## YOUR GOAL
All of the data below is to be returned unaltered.

━━━━━━━━━━━━━━━━━━━━

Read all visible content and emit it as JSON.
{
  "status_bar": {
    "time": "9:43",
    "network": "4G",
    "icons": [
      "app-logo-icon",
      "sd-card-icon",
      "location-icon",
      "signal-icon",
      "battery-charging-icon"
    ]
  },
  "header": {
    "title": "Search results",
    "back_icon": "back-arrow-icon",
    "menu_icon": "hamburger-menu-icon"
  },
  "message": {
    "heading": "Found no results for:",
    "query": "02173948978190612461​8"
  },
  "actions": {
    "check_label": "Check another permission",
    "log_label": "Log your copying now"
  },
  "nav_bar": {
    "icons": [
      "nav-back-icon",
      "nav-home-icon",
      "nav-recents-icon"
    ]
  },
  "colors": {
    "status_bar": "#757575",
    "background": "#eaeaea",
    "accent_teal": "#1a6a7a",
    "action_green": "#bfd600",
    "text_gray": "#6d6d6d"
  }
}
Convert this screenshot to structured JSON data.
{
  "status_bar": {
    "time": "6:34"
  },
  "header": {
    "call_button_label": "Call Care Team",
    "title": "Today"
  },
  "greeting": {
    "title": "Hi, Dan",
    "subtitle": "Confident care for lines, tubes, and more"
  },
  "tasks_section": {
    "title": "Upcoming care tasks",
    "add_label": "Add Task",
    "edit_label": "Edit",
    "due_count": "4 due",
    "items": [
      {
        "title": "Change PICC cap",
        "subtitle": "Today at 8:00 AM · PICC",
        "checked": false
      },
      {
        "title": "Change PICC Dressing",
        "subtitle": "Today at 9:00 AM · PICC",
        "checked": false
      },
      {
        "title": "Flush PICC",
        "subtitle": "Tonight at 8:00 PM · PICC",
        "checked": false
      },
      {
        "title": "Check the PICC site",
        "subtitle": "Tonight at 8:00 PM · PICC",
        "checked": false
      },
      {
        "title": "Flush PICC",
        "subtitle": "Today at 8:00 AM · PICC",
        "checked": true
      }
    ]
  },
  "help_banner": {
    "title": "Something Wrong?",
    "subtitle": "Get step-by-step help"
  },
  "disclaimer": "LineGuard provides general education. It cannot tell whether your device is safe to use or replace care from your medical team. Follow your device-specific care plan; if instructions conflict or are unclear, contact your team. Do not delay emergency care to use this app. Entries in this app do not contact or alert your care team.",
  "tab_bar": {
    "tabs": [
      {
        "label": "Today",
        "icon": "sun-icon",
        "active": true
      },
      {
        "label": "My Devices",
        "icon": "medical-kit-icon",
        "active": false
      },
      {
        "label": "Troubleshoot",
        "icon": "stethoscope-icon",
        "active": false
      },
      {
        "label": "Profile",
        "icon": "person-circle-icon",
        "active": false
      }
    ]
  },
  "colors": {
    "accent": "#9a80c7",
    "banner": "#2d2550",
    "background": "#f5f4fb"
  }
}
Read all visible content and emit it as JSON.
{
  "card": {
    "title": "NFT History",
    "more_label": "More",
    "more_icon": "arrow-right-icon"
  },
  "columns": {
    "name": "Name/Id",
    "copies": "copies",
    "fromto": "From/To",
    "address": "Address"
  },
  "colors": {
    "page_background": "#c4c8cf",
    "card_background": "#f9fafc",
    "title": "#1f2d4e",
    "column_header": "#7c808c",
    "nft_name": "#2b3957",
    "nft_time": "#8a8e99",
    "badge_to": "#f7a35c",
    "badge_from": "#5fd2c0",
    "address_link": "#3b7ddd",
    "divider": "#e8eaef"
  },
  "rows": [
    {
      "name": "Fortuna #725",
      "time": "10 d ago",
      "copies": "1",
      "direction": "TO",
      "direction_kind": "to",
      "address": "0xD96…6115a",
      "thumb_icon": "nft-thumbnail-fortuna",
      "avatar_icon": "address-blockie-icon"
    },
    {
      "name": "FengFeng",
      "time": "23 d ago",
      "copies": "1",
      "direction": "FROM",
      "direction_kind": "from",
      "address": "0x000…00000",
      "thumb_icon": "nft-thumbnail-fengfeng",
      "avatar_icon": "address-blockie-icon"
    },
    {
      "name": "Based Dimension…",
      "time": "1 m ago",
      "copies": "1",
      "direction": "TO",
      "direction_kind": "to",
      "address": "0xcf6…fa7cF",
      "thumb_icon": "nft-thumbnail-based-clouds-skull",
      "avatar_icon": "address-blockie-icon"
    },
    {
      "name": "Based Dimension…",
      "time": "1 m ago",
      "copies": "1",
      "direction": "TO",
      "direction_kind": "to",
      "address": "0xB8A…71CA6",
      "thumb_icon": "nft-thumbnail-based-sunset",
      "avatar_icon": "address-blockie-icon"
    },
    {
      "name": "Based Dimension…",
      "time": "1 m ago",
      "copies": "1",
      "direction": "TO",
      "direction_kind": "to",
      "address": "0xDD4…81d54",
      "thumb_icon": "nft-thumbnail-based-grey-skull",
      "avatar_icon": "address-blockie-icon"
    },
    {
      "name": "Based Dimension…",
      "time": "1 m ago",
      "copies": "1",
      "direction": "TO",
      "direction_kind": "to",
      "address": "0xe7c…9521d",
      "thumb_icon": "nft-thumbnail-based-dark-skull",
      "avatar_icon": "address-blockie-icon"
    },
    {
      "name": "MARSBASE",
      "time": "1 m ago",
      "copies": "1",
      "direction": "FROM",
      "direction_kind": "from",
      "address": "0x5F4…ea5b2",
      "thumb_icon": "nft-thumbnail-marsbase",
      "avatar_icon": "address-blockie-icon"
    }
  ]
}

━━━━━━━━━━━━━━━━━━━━

## EXPECTED ANSWER
Read all visible content and emit it as JSON.
{
  "status_bar": {
    "time": "9:43",
    "network": "4G",
    "icons": [
      "app-logo-icon",
      "sd-card-icon",
      "location-icon",
      "signal-icon",
      "battery-charging-icon"
    ]
  },
  "header": {
    "title": "Search results",
    "back_icon": "back-arrow-icon",
    "menu_icon": "hamburger-menu-icon"
  },
  "message": {
    "heading": "Found no results for:",
    "query": "02173948978190612461​8"
  },
  "actions": {
    "check_label": "Check another permission",
    "log_label": "Log your copying now"
  },
  "nav_bar": {
    "icons": [
      "nav-back-icon",
      "nav-home-icon",
      "nav-recents-icon"
    ]
  },
  "colors": {
    "status_bar": "#757575",
    "background": "#eaeaea",
    "accent_teal": "#1a6a7a",
    "action_green": "#bfd600",
    "text_gray": "#6d6d6d"
  }
}
Convert this screenshot to structured JSON data.
{
  "status_bar": {
    "time": "6:34"
  },
  "header": {
    "call_button_label": "Call Care Team",
    "title": "Today"
  },
  "greeting": {
    "title": "Hi, Dan",
    "subtitle": "Confident care for lines, tubes, and more"
  },
  "tasks_section": {
    "title": "Upcoming care tasks",
    "add_label": "Add Task",
    "edit_label": "Edit",
    "due_count": "4 due",
    "items": [
      {
        "title": "Change PICC cap",
        "subtitle": "Today at 8:00 AM · PICC",
        "checked": false
      },
      {
        "title": "Change PICC Dressing",
        "subtitle": "Today at 9:00 AM · PICC",
        "checked": false
      },
      {
        "title": "Flush PICC",
        "subtitle": "Tonight at 8:00 PM · PICC",
        "checked": false
      },
      {
        "title": "Check the PICC site",
        "subtitle": "Tonight at 8:00 PM · PICC",
        "checked": false
      },
      {
        "title": "Flush PICC",
        "subtitle": "Today at 8:00 AM · PICC",
        "checked": true
      }
    ]
  },
  "help_banner": {
    "title": "Something Wrong?",
    "subtitle": "Get step-by-step help"
  },
  "disclaimer": "LineGuard provides general education. It cannot tell whether your device is safe to use or replace care from your medical team. Follow your device-specific care plan; if instructions conflict or are unclear, contact your team. Do not delay emergency care to use this app. Entries in this app do not contact or alert your care team.",
  "tab_bar": {
    "tabs": [
      {
        "label": "Today",
        "icon": "sun-icon",
        "active": true
      },
      {
        "label": "My Devices",
        "icon": "medical-kit-icon",
        "active": false
      },
      {
        "label": "Troubleshoot",
        "icon": "stethoscope-icon",
        "active": false
      },
      {
        "label": "Profile",
        "icon": "person-circle-icon",
        "active": false
      }
    ]
  },
  "colors": {
    "accent": "#9a80c7",
    "banner": "#2d2550",
    "background": "#f5f4fb"
  }
}
Read all visible content and emit it as JSON.
{
  "card": {
    "title": "NFT History",
    "more_label": "More",
    "more_icon": "arrow-right-icon"
  },
  "columns": {
    "name": "Name/Id",
    "copies": "copies",
    "fromto": "From/To",
    "address": "Address"
  },
  "colors": {
    "page_background": "#c4c8cf",
    "card_background": "#f9fafc",
    "title": "#1f2d4e",
    "column_header": "#7c808c",
    "nft_name": "#2b3957",
    "nft_time": "#8a8e99",
    "badge_to": "#f7a35c",
    "badge_from": "#5fd2c0",
    "address_link": "#3b7ddd",
    "divider": "#e8eaef"
  },
  "rows": [
    {
      "name": "Fortuna #725",
      "time": "10 d ago",
      "copies": "1",
      "direction": "TO",
      "direction_kind": "to",
      "address": "0xD96…6115a",
      "thumb_icon": "nft-thumbnail-fortuna",
      "avatar_icon": "address-blockie-icon"
    },
    {
      "name": "FengFeng",
      "time": "23 d ago",
      "copies": "1",
      "direction": "FROM",
      "direction_kind": "from",
      "address": "0x000…00000",
      "thumb_icon": "nft-thumbnail-fengfeng",
      "avatar_icon": "address-blockie-icon"
    },
    {
      "name": "Based Dimension…",
      "time": "1 m ago",
      "copies": "1",
      "direction": "TO",
      "direction_kind": "to",
      "address": "0xcf6…fa7cF",
      "thumb_icon": "nft-thumbnail-based-clouds-skull",
      "avatar_icon": "address-blockie-icon"
    },
    {
      "name": "Based Dimension…",
      "time": "1 m ago",
      "copies": "1",
      "direction": "TO",
      "direction_kind": "to",
      "address": "0xB8A…71CA6",
      "thumb_icon": "nft-thumbnail-based-sunset",
      "avatar_icon": "address-blockie-icon"
    },
    {
      "name": "Based Dimension…",
      "time": "1 m ago",
      "copies": "1",
      "direction": "TO",
      "direction_kind": "to",
      "address": "0xDD4…81d54",
      "thumb_icon": "nft-thumbnail-based-grey-skull",
      "avatar_icon": "address-blockie-icon"
    },
    {
      "name": "Based Dimension…",
      "time": "1 m ago",
      "copies": "1",
      "direction": "TO",
      "direction_kind": "to",
      "address": "0xe7c…9521d",
      "thumb_icon": "nft-thumbnail-based-dark-skull",
      "avatar_icon": "address-blockie-icon"
    },
    {
      "name": "MARSBASE",
      "time": "1 m ago",
      "copies": "1",
      "direction": "FROM",
      "direction_kind": "from",
      "address": "0x5F4…ea5b2",
      "thumb_icon": "nft-thumbnail-marsbase",
      "avatar_icon": "address-blockie-icon"
    }
  ]
}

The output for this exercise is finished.